The Kunming-Montreal Biodiversity Framework (GBF) was an agreement made by nearly 200 countries at the UN Biodiversity Conference (COP15) in December 2022. Nations committed to engage in activities that would prevent further land and ocean biodiversity loss, on 30% of the planet, by 2030. Although Indigenous leaders considered the GBF to be a landmark agreement, they were concerned by the lack of clear targets to prevent the extinction of endangered species. Furthermore, Indigenous leaders were concerned that the GBF would lump all Indigenous people in a global pan-Indigenous identity, as expressed through Indigenous rights, rather than recognizing the distinct cultural and social contexts and traditions of thousands upon thousands of Indigenous nations worldwide.

According to the U.S.-based United Nations Foundation Climate and Environment Experts, issues at the forefront of climate action in 2023 include climate finance, food systems, and subnational action on climate change.

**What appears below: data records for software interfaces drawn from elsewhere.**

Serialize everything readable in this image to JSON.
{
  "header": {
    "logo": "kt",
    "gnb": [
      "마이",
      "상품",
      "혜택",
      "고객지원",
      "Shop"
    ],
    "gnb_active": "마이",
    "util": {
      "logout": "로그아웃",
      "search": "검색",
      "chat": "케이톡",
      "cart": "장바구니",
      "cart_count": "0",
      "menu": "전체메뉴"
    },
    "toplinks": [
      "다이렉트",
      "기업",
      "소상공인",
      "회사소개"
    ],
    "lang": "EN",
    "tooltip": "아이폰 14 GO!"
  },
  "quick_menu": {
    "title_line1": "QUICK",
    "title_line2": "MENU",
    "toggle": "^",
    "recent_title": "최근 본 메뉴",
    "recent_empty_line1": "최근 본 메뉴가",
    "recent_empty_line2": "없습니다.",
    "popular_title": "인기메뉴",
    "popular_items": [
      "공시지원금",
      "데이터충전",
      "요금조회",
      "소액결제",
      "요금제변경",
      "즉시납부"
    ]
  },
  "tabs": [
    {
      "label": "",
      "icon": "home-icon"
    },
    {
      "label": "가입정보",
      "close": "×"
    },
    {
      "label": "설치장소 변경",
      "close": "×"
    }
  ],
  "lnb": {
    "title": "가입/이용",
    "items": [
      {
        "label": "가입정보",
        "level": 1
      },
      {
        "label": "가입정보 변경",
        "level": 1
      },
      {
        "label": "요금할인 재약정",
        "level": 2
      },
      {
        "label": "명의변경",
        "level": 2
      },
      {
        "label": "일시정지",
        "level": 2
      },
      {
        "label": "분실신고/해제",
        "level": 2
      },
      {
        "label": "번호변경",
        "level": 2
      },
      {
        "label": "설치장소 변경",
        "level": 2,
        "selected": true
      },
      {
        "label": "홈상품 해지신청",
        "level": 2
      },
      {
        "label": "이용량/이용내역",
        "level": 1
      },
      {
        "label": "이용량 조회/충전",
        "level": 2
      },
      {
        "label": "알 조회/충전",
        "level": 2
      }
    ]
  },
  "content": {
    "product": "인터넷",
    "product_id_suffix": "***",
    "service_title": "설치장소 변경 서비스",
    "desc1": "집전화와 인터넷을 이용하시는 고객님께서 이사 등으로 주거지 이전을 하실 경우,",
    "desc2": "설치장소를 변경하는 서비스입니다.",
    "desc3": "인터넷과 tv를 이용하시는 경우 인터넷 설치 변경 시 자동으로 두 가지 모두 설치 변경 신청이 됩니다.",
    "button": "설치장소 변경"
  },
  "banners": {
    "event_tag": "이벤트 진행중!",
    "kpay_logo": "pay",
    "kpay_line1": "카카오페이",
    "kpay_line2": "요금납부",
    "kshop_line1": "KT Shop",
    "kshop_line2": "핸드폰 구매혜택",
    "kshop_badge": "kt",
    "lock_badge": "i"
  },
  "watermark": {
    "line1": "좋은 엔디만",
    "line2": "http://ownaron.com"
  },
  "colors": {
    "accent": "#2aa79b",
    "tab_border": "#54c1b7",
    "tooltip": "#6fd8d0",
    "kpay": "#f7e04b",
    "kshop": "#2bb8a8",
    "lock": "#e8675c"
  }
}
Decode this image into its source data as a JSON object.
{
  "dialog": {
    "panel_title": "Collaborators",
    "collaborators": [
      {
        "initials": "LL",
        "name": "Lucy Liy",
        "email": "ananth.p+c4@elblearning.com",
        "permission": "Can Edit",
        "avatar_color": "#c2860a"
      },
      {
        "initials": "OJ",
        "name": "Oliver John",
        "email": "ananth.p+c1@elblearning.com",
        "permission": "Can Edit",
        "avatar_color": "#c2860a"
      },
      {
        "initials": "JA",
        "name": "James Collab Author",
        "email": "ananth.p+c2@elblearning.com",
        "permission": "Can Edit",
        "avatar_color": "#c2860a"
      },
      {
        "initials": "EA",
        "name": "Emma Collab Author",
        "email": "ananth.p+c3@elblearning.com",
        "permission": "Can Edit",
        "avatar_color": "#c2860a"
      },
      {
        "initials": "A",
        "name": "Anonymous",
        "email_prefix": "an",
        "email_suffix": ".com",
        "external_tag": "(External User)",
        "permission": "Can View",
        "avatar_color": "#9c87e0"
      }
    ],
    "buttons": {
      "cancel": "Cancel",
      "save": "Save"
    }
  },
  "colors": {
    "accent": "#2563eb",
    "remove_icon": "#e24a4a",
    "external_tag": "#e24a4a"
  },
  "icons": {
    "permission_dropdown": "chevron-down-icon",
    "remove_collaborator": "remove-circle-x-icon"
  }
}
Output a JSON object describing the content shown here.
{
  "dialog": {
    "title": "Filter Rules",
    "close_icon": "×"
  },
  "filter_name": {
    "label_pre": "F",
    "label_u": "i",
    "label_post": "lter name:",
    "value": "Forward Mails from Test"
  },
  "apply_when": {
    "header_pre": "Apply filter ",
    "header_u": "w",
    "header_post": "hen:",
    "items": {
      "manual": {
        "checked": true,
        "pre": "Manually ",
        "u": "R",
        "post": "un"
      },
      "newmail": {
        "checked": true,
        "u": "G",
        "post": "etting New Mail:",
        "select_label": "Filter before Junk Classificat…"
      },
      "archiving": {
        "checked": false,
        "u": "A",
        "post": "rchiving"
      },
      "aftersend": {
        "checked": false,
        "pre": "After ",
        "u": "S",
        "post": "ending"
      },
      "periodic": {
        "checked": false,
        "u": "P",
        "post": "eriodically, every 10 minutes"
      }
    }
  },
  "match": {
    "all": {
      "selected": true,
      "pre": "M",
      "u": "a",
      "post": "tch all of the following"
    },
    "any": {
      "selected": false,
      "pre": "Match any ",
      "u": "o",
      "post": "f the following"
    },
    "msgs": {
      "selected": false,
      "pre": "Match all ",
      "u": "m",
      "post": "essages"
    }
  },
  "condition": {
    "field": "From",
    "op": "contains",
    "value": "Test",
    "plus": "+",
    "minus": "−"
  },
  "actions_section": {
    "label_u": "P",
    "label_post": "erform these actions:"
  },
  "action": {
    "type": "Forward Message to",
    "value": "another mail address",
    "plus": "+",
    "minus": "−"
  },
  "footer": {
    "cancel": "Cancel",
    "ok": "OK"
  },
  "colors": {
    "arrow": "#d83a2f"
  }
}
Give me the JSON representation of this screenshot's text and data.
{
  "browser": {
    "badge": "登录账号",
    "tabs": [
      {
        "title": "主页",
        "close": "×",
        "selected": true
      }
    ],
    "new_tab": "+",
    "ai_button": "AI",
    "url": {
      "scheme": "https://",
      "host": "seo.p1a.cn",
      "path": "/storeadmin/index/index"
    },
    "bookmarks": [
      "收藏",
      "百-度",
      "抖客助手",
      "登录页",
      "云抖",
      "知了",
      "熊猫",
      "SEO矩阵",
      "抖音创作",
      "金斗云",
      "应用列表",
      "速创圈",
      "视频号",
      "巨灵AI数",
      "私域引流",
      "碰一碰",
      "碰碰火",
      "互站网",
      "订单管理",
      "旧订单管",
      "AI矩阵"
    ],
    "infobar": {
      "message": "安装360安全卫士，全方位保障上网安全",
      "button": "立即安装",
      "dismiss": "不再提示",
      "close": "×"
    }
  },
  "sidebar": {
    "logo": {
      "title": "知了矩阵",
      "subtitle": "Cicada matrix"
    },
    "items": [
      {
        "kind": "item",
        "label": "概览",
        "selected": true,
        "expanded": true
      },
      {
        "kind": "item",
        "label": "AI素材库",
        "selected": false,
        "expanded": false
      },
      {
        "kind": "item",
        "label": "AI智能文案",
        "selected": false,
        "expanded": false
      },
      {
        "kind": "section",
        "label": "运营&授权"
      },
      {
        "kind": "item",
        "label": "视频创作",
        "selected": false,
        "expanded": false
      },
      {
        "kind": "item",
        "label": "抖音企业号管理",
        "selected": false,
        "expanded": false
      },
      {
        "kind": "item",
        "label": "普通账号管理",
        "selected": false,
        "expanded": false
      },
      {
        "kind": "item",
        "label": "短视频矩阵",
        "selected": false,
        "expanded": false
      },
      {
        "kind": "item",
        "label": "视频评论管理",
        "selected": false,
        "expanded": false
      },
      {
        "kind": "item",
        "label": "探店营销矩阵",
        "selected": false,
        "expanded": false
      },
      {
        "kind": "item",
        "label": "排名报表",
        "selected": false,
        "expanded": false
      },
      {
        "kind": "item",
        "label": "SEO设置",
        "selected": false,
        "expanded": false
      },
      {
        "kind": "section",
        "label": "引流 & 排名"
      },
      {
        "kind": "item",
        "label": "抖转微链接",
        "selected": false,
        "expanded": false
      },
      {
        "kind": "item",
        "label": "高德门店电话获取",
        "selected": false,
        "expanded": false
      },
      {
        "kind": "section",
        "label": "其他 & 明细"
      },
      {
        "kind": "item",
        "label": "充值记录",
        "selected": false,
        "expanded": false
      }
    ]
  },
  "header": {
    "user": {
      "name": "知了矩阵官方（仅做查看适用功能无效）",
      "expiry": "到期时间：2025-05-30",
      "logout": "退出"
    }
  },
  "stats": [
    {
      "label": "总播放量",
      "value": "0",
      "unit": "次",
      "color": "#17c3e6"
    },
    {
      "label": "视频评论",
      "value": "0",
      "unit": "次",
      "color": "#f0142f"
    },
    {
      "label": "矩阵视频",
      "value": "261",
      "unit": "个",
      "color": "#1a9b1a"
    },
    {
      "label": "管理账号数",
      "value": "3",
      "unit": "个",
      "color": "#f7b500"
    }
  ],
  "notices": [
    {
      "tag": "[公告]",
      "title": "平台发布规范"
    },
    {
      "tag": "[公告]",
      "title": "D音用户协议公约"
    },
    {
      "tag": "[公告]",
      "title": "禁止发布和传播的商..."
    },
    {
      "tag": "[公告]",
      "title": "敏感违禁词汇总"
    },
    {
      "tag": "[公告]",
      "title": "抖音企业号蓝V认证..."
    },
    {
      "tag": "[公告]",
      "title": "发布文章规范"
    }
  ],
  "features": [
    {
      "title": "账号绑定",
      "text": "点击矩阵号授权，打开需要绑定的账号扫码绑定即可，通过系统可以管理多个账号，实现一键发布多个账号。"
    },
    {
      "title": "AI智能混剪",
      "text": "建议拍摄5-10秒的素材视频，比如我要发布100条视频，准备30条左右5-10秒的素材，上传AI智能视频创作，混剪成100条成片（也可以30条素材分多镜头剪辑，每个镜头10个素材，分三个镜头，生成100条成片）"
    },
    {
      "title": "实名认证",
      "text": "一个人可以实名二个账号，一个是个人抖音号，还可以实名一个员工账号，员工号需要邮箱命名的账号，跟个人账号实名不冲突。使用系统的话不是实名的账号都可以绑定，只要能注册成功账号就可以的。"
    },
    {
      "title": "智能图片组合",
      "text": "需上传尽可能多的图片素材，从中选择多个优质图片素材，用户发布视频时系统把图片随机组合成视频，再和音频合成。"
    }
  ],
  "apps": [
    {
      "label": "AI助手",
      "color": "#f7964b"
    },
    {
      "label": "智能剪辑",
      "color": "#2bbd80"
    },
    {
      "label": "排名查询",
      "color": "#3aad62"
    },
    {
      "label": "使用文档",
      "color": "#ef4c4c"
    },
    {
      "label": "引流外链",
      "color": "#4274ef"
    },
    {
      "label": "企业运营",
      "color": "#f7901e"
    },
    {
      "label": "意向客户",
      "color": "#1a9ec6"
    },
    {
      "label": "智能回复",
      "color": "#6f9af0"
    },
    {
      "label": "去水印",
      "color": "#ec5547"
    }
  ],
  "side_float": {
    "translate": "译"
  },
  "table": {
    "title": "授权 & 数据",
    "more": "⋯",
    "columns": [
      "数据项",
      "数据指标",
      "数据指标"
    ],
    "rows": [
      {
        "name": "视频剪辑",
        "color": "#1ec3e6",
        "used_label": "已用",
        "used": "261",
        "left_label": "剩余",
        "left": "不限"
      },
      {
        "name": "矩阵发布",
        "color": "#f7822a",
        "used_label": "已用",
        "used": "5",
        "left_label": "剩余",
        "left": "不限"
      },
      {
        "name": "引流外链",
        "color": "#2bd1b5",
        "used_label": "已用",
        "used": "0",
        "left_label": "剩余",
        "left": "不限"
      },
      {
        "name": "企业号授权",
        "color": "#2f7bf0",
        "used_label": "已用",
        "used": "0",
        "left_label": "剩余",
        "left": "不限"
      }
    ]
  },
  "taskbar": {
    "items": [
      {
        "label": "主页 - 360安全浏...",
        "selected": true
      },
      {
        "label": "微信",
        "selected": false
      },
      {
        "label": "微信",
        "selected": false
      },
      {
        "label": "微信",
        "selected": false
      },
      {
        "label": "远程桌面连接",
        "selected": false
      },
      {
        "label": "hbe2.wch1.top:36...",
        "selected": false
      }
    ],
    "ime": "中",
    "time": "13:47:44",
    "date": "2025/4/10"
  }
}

However, rather than focusing solely on general climate change issues and failed attempts at embedding Indigenous rights into UN policies on climate change, more attention should be placed on Indigenous-led climate solutions in the fight to protect biodiversity. For example, Canada’s Indigenous-led Natural Climate Solutions initiative shifts the focus from policy to practical on-the-ground efforts in biodiversity protection.

While some nations continue their efforts to pressure governments to embed the laws of the UN Declaration on the Rights of Indigenous Peoples, at the bare minimum, in climate policy and climate action, local and national programs may provide more tangible support for Indigenous governance authority and nationhood and prevent further biodiversity loss into the next decade.


By Leela Viswanathan


(Image credit: Benjamin Voros, Unsplash)